[WHAT THIS TASK INVOLVES]:
Though the entries contain pictures, the copy you make should hold only the rest, exactly as written.
-- RECORDS SUPPLIED follows --
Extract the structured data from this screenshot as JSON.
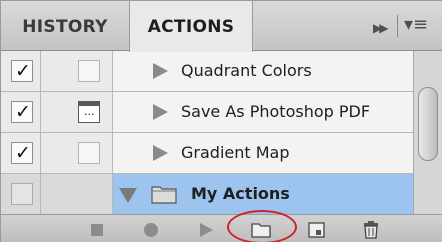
{
  "tabs": {
    "history": "HISTORY",
    "actions": "ACTIONS"
  },
  "header_icons": [
    "fast-forward-icon",
    "panel-menu-icon"
  ],
  "rows": [
    {
      "name": "Quadrant Colors",
      "checked": true,
      "dialog": false,
      "type": "action"
    },
    {
      "name": "Save As Photoshop PDF",
      "checked": true,
      "dialog": true,
      "type": "action"
    },
    {
      "name": "Gradient Map",
      "checked": true,
      "dialog": false,
      "type": "action"
    },
    {
      "name": "My Actions",
      "checked": false,
      "dialog": false,
      "type": "set",
      "selected": true
    }
  ],
  "footer_buttons": [
    "stop-icon",
    "record-icon",
    "play-icon",
    "new-set-folder-icon",
    "new-action-icon",
    "trash-icon"
  ],
  "colors": {
    "selected_row": "#9cc4ee",
    "highlight_ring": "#d0232a"
  }
}
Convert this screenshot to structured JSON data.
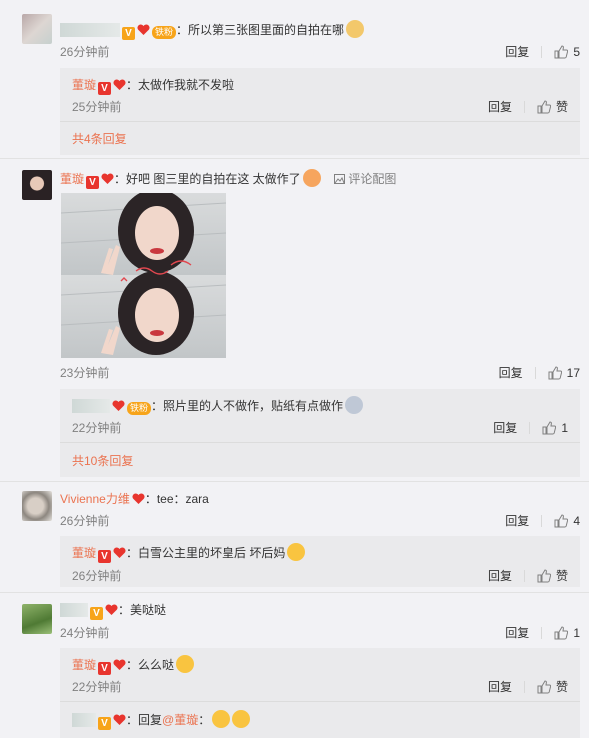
{
  "comments": [
    {
      "text": "：所以第三张图里面的自拍在哪",
      "time": "26分钟前",
      "reply": "回复",
      "likes": "5",
      "fan": "铁粉",
      "replies": [
        {
          "name": "董璇",
          "text": "：太做作我就不发啦",
          "time": "25分钟前",
          "reply": "回复",
          "like": "赞"
        }
      ],
      "more": "共4条回复"
    },
    {
      "name": "董璇",
      "text": "：好吧 图三里的自拍在这 太做作了",
      "pic_link": "评论配图",
      "time": "23分钟前",
      "reply": "回复",
      "likes": "17",
      "replies": [
        {
          "text": "：照片里的人不做作，贴纸有点做作",
          "fan": "铁粉",
          "time": "22分钟前",
          "reply": "回复",
          "likes": "1"
        }
      ],
      "more": "共10条回复"
    },
    {
      "name": "Vivienne力维",
      "text": "：tee：zara",
      "time": "26分钟前",
      "reply": "回复",
      "likes": "4",
      "replies": [
        {
          "name": "董璇",
          "text": "：白雪公主里的坏皇后 坏后妈",
          "time": "26分钟前",
          "reply": "回复",
          "like": "赞"
        }
      ]
    },
    {
      "text": "：美哒哒",
      "time": "24分钟前",
      "reply": "回复",
      "likes": "1",
      "replies": [
        {
          "name": "董璇",
          "text": "：么么哒",
          "time": "22分钟前",
          "reply": "回复",
          "like": "赞"
        },
        {
          "text": "：回复",
          "mention": "@董璇",
          "mention_tail": "："
        }
      ]
    }
  ],
  "colors": {
    "accent": "#eb7350",
    "badge": "#f7a41a",
    "heart": "#e8352e"
  }
}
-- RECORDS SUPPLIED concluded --
[ANSWER BOX]:
Extract the structured data from this screenshot as JSON.
{
  "tabs": {
    "history": "HISTORY",
    "actions": "ACTIONS"
  },
  "header_icons": [
    "fast-forward-icon",
    "panel-menu-icon"
  ],
  "rows": [
    {
      "name": "Quadrant Colors",
      "checked": true,
      "dialog": false,
      "type": "action"
    },
    {
      "name": "Save As Photoshop PDF",
      "checked": true,
      "dialog": true,
      "type": "action"
    },
    {
      "name": "Gradient Map",
      "checked": true,
      "dialog": false,
      "type": "action"
    },
    {
      "name": "My Actions",
      "checked": false,
      "dialog": false,
      "type": "set",
      "selected": true
    }
  ],
  "footer_buttons": [
    "stop-icon",
    "record-icon",
    "play-icon",
    "new-set-folder-icon",
    "new-action-icon",
    "trash-icon"
  ],
  "colors": {
    "selected_row": "#9cc4ee",
    "highlight_ring": "#d0232a"
  }
}
Convert this screenshot to structured JSON data.
{
  "comments": [
    {
      "text": "：所以第三张图里面的自拍在哪",
      "time": "26分钟前",
      "reply": "回复",
      "likes": "5",
      "fan": "铁粉",
      "replies": [
        {
          "name": "董璇",
          "text": "：太做作我就不发啦",
          "time": "25分钟前",
          "reply": "回复",
          "like": "赞"
        }
      ],
      "more": "共4条回复"
    },
    {
      "name": "董璇",
      "text": "：好吧 图三里的自拍在这 太做作了",
      "pic_link": "评论配图",
      "time": "23分钟前",
      "reply": "回复",
      "likes": "17",
      "replies": [
        {
          "text": "：照片里的人不做作，贴纸有点做作",
          "fan": "铁粉",
          "time": "22分钟前",
          "reply": "回复",
          "likes": "1"
        }
      ],
      "more": "共10条回复"
    },
    {
      "name": "Vivienne力维",
      "text": "：tee：zara",
      "time": "26分钟前",
      "reply": "回复",
      "likes": "4",
      "replies": [
        {
          "name": "董璇",
          "text": "：白雪公主里的坏皇后 坏后妈",
          "time": "26分钟前",
          "reply": "回复",
          "like": "赞"
        }
      ]
    },
    {
      "text": "：美哒哒",
      "time": "24分钟前",
      "reply": "回复",
      "likes": "1",
      "replies": [
        {
          "name": "董璇",
          "text": "：么么哒",
          "time": "22分钟前",
          "reply": "回复",
          "like": "赞"
        },
        {
          "text": "：回复",
          "mention": "@董璇",
          "mention_tail": "："
        }
      ]
    }
  ],
  "colors": {
    "accent": "#eb7350",
    "badge": "#f7a41a",
    "heart": "#e8352e"
  }
}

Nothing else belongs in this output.